And on Thursday, both Moody's and S&P described Yingluck's removal as a “credit negative” event, while maintaining Thailand's Baa1 and BBB+ credit ratings.
"We think that overall it is credit negative due to the prolonged political uncertainty and a higher likelihood of violent clashes, both of which could be negative for confidence," Singapore-based Moody's analyst Steffen Dyck told FinanceAsia. Moody's forecasts that Thai economic growth will be a tepid 2.7% this year and 3.2% next year.
Reflecting the nonchalance investors have so far shown towards the Thai political rumblings, Thai credit default swap spreads actually tightened by 3bp early Thursday to 117bp amid a generally improved mood in credit markets. Yields on Thai sovereign dollar bonds also barely flinched, rising by an average of just 3bp to 5bp.
However, Thai capital markets have fared less well.
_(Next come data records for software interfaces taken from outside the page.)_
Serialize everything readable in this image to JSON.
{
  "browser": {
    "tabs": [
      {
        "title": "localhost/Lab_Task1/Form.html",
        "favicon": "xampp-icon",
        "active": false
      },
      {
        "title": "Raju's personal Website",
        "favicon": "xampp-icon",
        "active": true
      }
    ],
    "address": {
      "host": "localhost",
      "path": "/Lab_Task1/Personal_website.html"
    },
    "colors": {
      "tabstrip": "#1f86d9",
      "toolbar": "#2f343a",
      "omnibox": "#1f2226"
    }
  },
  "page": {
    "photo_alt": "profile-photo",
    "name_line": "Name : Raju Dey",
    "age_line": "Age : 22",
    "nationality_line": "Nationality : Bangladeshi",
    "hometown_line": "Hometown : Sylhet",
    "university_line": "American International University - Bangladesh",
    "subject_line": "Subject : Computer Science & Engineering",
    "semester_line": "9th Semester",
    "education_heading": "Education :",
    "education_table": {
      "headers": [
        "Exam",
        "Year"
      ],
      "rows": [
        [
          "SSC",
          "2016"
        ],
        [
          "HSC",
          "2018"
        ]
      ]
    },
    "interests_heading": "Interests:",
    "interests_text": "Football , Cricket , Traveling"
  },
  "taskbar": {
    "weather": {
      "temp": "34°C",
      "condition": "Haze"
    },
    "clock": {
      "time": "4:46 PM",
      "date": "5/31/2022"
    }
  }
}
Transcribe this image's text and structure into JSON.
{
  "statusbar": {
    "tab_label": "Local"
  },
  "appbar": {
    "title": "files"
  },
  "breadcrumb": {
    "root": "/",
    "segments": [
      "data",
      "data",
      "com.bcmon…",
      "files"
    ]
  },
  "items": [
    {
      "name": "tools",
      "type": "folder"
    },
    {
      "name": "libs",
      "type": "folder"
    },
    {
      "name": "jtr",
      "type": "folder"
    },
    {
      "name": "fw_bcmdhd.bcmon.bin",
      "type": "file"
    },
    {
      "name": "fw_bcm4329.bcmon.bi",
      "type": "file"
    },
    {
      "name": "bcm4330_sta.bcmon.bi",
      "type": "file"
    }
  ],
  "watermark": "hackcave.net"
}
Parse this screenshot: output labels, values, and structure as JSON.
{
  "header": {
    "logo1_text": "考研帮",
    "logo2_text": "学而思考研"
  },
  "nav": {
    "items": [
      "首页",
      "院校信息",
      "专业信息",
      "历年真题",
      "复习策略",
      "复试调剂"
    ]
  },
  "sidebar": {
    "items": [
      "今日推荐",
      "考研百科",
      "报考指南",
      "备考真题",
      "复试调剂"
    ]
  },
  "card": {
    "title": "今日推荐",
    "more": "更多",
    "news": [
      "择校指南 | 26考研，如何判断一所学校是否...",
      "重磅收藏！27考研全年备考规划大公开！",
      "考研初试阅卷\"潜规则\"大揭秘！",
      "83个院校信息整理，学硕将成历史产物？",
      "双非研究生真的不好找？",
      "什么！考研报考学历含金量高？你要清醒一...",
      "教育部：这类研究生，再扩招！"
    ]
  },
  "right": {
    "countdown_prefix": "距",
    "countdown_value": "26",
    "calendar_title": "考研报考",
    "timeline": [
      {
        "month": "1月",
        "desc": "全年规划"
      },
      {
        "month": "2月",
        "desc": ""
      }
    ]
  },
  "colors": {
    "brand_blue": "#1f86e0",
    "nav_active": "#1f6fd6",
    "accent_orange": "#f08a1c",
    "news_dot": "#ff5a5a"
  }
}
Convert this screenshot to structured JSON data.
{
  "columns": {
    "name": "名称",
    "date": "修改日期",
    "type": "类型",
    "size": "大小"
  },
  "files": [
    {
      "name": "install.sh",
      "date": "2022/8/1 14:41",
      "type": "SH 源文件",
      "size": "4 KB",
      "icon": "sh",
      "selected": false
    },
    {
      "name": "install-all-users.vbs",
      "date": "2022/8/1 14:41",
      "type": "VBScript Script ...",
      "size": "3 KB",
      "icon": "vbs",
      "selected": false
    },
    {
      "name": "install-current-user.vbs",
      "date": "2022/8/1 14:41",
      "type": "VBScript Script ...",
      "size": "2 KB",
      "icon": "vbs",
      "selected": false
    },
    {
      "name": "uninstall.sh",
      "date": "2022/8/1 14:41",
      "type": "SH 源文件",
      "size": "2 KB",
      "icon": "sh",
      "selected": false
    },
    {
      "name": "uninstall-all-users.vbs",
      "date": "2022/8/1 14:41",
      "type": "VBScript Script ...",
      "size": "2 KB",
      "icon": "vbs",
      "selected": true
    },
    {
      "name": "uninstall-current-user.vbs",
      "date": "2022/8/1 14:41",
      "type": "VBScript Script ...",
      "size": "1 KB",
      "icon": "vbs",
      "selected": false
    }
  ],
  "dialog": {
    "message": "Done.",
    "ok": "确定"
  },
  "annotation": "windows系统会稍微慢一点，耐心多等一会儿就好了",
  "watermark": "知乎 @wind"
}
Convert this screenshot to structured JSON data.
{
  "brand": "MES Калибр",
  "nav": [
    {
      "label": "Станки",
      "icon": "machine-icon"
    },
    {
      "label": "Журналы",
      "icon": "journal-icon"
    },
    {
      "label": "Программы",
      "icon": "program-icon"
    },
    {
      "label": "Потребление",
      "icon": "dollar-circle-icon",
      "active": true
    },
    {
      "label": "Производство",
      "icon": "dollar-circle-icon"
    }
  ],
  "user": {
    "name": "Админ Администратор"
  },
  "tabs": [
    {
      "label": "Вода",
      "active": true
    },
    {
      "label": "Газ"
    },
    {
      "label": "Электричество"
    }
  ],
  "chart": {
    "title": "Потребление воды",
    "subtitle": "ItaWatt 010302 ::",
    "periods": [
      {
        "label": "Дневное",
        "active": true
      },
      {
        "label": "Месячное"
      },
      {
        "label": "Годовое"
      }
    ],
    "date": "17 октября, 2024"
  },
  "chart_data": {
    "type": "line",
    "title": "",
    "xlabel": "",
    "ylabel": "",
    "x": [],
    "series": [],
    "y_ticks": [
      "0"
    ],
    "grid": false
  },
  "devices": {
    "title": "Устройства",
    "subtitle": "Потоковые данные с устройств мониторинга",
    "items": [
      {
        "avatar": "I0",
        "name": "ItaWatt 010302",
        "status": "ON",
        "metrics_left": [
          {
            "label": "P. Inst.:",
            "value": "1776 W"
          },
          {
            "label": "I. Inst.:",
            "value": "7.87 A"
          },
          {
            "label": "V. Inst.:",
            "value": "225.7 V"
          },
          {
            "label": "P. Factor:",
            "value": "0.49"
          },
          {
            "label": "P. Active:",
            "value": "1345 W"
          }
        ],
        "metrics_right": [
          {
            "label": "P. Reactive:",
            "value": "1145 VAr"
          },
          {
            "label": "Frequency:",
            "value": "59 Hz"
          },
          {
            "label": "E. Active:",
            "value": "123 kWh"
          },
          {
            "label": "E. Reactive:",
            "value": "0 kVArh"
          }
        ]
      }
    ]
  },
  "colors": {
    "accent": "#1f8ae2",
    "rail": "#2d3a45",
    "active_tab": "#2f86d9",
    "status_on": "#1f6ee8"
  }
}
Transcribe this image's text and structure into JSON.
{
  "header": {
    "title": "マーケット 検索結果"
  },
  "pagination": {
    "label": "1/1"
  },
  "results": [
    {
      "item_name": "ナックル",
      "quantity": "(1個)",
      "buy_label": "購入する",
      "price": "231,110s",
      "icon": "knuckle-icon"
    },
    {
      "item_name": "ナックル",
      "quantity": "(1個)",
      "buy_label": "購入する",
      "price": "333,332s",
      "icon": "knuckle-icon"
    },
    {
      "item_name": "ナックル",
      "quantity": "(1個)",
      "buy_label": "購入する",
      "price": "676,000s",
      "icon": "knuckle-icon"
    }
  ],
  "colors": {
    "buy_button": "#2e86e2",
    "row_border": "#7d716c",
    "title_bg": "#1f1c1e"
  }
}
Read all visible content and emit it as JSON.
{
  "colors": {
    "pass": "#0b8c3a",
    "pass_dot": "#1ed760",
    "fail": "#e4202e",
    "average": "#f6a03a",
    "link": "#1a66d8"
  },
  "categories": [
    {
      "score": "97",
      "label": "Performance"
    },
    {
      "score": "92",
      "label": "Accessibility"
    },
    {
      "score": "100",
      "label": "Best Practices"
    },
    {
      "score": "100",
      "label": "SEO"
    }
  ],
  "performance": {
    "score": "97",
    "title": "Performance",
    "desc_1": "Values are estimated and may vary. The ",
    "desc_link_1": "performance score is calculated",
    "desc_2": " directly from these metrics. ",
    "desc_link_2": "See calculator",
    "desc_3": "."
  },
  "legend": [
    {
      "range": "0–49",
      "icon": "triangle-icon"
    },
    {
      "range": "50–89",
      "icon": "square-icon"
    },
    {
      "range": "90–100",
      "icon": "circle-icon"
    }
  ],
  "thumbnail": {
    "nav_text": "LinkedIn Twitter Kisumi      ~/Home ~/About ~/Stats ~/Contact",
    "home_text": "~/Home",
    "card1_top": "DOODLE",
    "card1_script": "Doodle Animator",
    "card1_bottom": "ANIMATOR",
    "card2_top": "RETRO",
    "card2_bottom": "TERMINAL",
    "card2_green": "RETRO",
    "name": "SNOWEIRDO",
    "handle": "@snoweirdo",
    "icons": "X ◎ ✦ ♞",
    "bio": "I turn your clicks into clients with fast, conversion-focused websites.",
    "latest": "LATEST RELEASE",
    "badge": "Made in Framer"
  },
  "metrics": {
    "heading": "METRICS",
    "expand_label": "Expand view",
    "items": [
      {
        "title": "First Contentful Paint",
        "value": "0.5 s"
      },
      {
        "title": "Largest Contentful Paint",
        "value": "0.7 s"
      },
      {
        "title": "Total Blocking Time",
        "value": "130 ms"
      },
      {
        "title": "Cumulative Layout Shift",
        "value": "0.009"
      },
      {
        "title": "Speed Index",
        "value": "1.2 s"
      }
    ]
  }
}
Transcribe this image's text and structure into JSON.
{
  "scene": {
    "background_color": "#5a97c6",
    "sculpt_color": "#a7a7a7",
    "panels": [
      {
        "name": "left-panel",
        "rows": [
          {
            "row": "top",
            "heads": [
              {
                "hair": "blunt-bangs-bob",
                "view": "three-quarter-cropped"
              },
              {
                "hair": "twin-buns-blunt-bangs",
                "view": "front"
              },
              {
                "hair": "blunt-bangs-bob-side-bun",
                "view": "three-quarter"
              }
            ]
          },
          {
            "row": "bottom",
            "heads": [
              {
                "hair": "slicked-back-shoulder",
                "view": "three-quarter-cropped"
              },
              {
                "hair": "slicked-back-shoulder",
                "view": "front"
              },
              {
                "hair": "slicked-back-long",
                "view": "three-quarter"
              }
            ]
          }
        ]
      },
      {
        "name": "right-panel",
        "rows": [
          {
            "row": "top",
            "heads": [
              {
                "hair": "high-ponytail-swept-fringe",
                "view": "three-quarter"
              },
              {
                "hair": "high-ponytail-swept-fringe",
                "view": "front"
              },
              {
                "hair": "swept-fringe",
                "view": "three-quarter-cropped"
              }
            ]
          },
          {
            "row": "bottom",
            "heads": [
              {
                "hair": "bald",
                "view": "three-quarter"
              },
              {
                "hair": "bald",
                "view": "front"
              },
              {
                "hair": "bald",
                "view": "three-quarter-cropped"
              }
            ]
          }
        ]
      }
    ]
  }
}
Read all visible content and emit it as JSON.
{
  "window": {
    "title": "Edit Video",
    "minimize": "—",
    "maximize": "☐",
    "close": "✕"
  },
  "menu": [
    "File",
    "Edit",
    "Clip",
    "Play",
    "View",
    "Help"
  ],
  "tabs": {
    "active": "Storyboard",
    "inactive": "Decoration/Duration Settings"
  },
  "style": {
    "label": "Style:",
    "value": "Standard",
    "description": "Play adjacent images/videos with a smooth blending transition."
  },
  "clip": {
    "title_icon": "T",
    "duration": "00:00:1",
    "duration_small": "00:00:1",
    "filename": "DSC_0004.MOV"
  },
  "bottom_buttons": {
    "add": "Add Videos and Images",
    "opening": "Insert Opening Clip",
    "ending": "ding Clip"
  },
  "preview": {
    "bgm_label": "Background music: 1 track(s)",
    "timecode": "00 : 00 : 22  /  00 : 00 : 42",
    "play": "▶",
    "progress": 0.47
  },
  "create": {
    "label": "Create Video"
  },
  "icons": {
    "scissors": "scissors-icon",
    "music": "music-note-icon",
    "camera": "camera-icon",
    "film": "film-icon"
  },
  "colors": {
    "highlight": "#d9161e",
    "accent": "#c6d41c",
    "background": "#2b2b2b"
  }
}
According to Dealogic data, the total equity capital raised in Thailand so far this year is $1.3 billion compared with the $7 billion raised over the whole of 2013. One Bangkok-based banker said that a fall in local stock market trading volumes has made it difficult to execute block trades.
Thai debt issuance year-to-date is $7.7 billion, which also leaves it well off the pace set last year when $24.5 billion was raised, Dealogic data shows.
The country is expected to hold elections in July but with little clarity on how soon or when the political turmoil will be resolved, few expect foreign investors to make big-ticket acquisitions in Thailand. “We are not seeing any uptick in inbound M&A into Thailand, as external investors continue to adopt a wait-and-see attitude,” said Chua Soon Ghee, managing partner for Southeast Asia at consultancy firm AT Kearney.
Indeed, potential M&A deals such as ING’s sale of its stake in TMB Bank remains on ice.
One bright spot for bankers, perhaps, is that Thai companies are likely to keep looking overseas as they seek to diversify away from their home country risk. “Thai companies, however, are continuing to see the value of internal market consolidation as well as regional expansion, so we are likely to continue to see domestic or outbound M&A happening unless it involves government approvals,” Chua said.
Another potential mitigating factor is that compared with the Asian financial crisis of 1997, Thailand now has far lower levels of external debt. “Thailand’s share of foreign currency-denominated government debt is very low – about 2% of the total government debt,” Moody’s Dyck said.